Given what we know from history or personal experience, one must acknowledge that an influential person has to be someone with an extraordinary vision, someone that has made an impact on the world. Influence can be defined in a myriad of ways. I define "influence" in terms of direct change in the concrete circumstances of individual lives. It would be hard to identify anyone whose influence has been both more widespread and more beneficial than Henry Ford's. Ford didn't invent modern industry. He didn't invent interchangeable parts or the assembly line. But he combined these elements in a way that revolutionized the meaning of manufacturing. And he did so deliberately. Ford's genius was to make cars simple, solid and inexpensive necessities. That philosophy paid off when Ford's $850 Model T became the most successful vehicle ever produced in America which helped propel Ford Motor Company to become the largest industrial organization of the early 20th century. By the end of World War I, economies of scale had made it so affordable that half of all the cars in the world were Model T's. Ford's impact on Twentieth Century business was perhaps most important for the immeasurable impact he had on American life. As Ford adapted the emerging principles of mass production to the automobile and hired tens of thousands of workers to put those principles into practice, he gave rise to an entirely new phenomenon: the blue-collar middle class. He proved that one of the most damning charges in the Marxist indictment of capitalism was wrong. Marx insisted that capitalist economics would never allow the working class to be able to buy anything more than the necessities of life.
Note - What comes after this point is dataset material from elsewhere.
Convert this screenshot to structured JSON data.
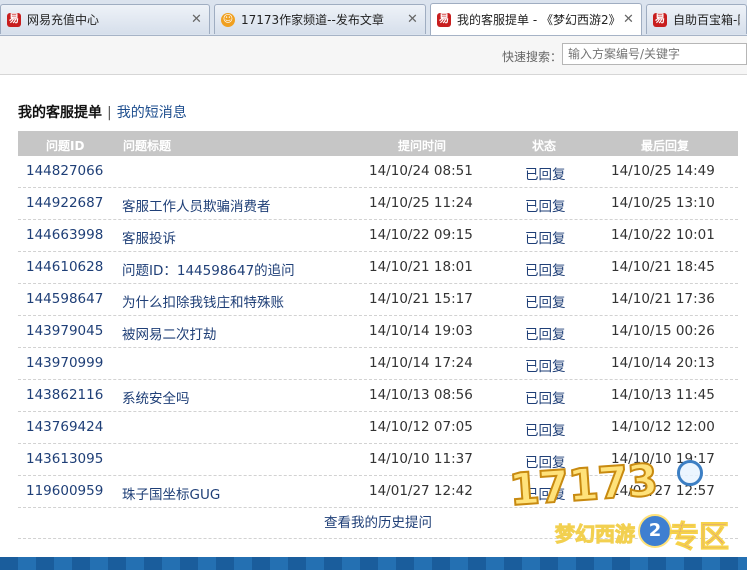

While the academics squabbled over whether this was true, the Detroit carmaker proved that it wasn't. Thanks to the example set by Henry Ford, by the end of the 1920's there was one car per every 5 persons in the U.S.
Henry Ford's revolution wasn't technological or even industrial as such. It was a...
Please join StudyMode to read the full document